Labor & Employment Alert
November 14, 2016

On October 25, 2016, the White House published a State Call to Action on Non-Compete Agreements urging states to reform their non-competition laws. The call to action follows an earlier report from the White House which concluded that non-competition agreements may have a detrimental effect on workers by limiting their mobility and inhibiting innovation. In its call to action, the White House recommends that state lawmakers adopt best practice policy objectives to reduce the misuse of non-compete agreements, including:

  • banning non-compete clauses for categories of workers, such as workers under a certain wage threshold; workers in certain occupations that promote public health and safety; workers who are unlikely to possess trade secrets; or those who may suffer undue adverse impacts from non-competes, such as workers laid off or terminated without cause;
  • improving transparency and fairness of non-compete agreements by, for example, disallowing non-competes unless they are proposed before a job offer or significant promotion has been accepted (because an applicant who has accepted an offer and declined other positions may have less bargaining power); providing consideration over and above continued employment for workers who sign non-compete agreements; or encouraging employers to better inform workers about the law in their state and the existence of non-competes in contracts and how they work; and
  • incentivizing employers to write enforceable contracts, and encouraging the elimination of unenforceable provisions by, for example, promoting the use of the “red pencil doctrine,” which renders contracts with unenforceable provisions void in their entirety.

Responding to the White House’s call to action, New York Attorney General Eric T. Schneiderman announced that he would introduce legislation in 2017 “to curb the rampant misuse of non-compete agreements, which depress wages and limit economic mobility.”  Called the “nation’s most comprehensive bill to curb widespread misuse of non-compete agreements,” Schneiderman’s proposed bill would:

  • prohibit the use of non-competes for any employee below the salary threshold set by Labor Law Section 190(7), currently $900 per week;
  • prohibit the use of non-compete agreements that are broader than needed to protect the employer’s trade secrets or confidential information;
  • require non-compete agreements to be provided to employees before a job offer is extended;
  • require employers to pay employees additional consideration (monetary) if they sign non-compete agreements;
  • limit the permissible duration for non-compete agreements; and
  • create a private right of action with remedies including liquidated damages for violations.

Further, the Department of Justice and Federal Trade Commission published the Antitrust Guidance for Human Resource Professionals, outlining an aggressive policy to investigate and punish employers and individual human resources employees who enter into unlawful agreements concerning employee recruitment or retention. Specifically, the guidance explains that agreements among employers not to recruit certain employees or not to compete on terms of compensation are illegal. The Department of Justice announced that it would criminally investigate “naked wage-fixing or no-poaching agreements” that are unrelated to legitimate collaboration between businesses.

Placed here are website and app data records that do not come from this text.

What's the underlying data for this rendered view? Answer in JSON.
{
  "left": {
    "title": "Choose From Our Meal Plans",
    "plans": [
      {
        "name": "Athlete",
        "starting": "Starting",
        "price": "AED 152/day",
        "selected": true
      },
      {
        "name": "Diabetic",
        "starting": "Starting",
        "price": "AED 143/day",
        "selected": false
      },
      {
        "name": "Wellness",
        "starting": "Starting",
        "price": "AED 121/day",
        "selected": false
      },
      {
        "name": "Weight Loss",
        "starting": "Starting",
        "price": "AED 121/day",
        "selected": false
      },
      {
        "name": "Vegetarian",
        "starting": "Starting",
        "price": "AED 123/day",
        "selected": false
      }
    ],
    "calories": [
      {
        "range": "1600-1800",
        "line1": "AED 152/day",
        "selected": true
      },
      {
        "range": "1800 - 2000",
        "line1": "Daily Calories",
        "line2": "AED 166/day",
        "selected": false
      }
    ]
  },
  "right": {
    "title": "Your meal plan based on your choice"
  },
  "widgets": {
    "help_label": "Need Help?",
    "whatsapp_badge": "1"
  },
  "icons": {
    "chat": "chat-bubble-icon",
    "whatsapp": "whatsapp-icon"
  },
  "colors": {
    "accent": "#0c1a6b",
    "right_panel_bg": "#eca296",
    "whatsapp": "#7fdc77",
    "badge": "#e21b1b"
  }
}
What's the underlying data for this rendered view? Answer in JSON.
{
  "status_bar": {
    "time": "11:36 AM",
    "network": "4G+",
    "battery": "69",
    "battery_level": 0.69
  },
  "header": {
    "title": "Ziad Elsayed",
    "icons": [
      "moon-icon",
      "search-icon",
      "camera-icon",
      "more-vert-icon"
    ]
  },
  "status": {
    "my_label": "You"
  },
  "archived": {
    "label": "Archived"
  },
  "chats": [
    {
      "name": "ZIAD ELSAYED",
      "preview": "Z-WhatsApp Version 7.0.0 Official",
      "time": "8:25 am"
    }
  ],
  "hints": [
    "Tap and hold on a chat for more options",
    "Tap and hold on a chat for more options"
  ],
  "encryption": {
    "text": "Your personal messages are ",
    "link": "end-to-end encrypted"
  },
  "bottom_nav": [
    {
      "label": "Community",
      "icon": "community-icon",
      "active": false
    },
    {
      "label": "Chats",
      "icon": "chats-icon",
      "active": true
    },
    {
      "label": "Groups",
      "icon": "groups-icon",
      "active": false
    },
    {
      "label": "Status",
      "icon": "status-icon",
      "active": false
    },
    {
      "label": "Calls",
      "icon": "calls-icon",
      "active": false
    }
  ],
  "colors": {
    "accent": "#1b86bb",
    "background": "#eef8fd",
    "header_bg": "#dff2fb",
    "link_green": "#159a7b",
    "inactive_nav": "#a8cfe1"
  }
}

Employers that use non-competition agreements should pay careful attention to these quickly developing events. If some of the suggested restrictions are adopted, employers may be barred from using non-competition covenants with certain categories of employees simply because they are not paid enough. Additionally, drafting non-competition agreements could become an even more complicated and uncertain process. While many states already require employers to establish a legitimate business interest that supports the use of a non-competition clause, and prohibit overbroad restrictive covenants, the proposed changes would impose significant costs on employers that utilize restrictions that are subsequently found to be overbroad.

We will provide more information on these developments as they become available. If you have any questions about restrictive covenants, contact any one of our labor and employment attorneys.